» **PROMPT**: With images removed, return the whole listing exactly as written.

___ DATA FOR THIS EXERCISE

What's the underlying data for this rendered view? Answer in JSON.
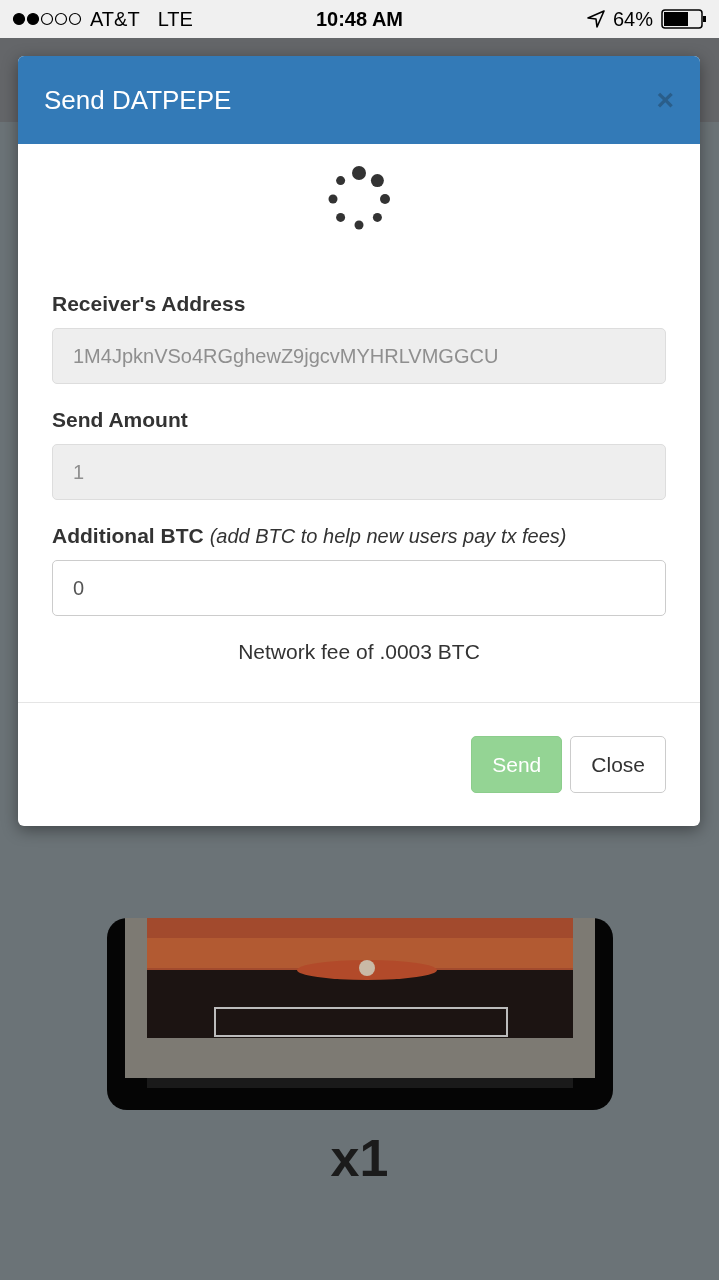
{
  "status_bar": {
    "carrier": "AT&T",
    "network": "LTE",
    "time": "10:48 AM",
    "battery": "64%"
  },
  "modal": {
    "title": "Send DATPEPE",
    "close": "×",
    "loading": true,
    "fields": [
      {
        "label": "Receiver's Address",
        "value": "1M4JpknVSo4RGghewZ9jgcvMYHRLVMGGCU",
        "disabled": true
      },
      {
        "label": "Send Amount",
        "value": "1",
        "disabled": true
      },
      {
        "label": "Additional BTC",
        "hint": "(add BTC to help new users pay tx fees)",
        "value": "0",
        "disabled": false
      }
    ],
    "fee_text": "Network fee of .0003 BTC",
    "buttons": [
      {
        "label": "Send",
        "kind": "primary",
        "disabled": true
      },
      {
        "label": "Close",
        "kind": "default",
        "disabled": false
      }
    ]
  },
  "card": {
    "kind": "picture",
    "count": "x1"
  }
}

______

» **ANSWER TO THIS PROBLEM**:
What's the underlying data for this rendered view? Answer in JSON.
{
  "status_bar": {
    "carrier": "AT&T",
    "network": "LTE",
    "time": "10:48 AM",
    "battery": "64%"
  },
  "modal": {
    "title": "Send DATPEPE",
    "close": "×",
    "loading": true,
    "fields": [
      {
        "label": "Receiver's Address",
        "value": "1M4JpknVSo4RGghewZ9jgcvMYHRLVMGGCU",
        "disabled": true
      },
      {
        "label": "Send Amount",
        "value": "1",
        "disabled": true
      },
      {
        "label": "Additional BTC",
        "hint": "(add BTC to help new users pay tx fees)",
        "value": "0",
        "disabled": false
      }
    ],
    "fee_text": "Network fee of .0003 BTC",
    "buttons": [
      {
        "label": "Send",
        "kind": "primary",
        "disabled": true
      },
      {
        "label": "Close",
        "kind": "default",
        "disabled": false
      }
    ]
  },
  "card": {
    "kind": "picture",
    "count": "x1"
  }
}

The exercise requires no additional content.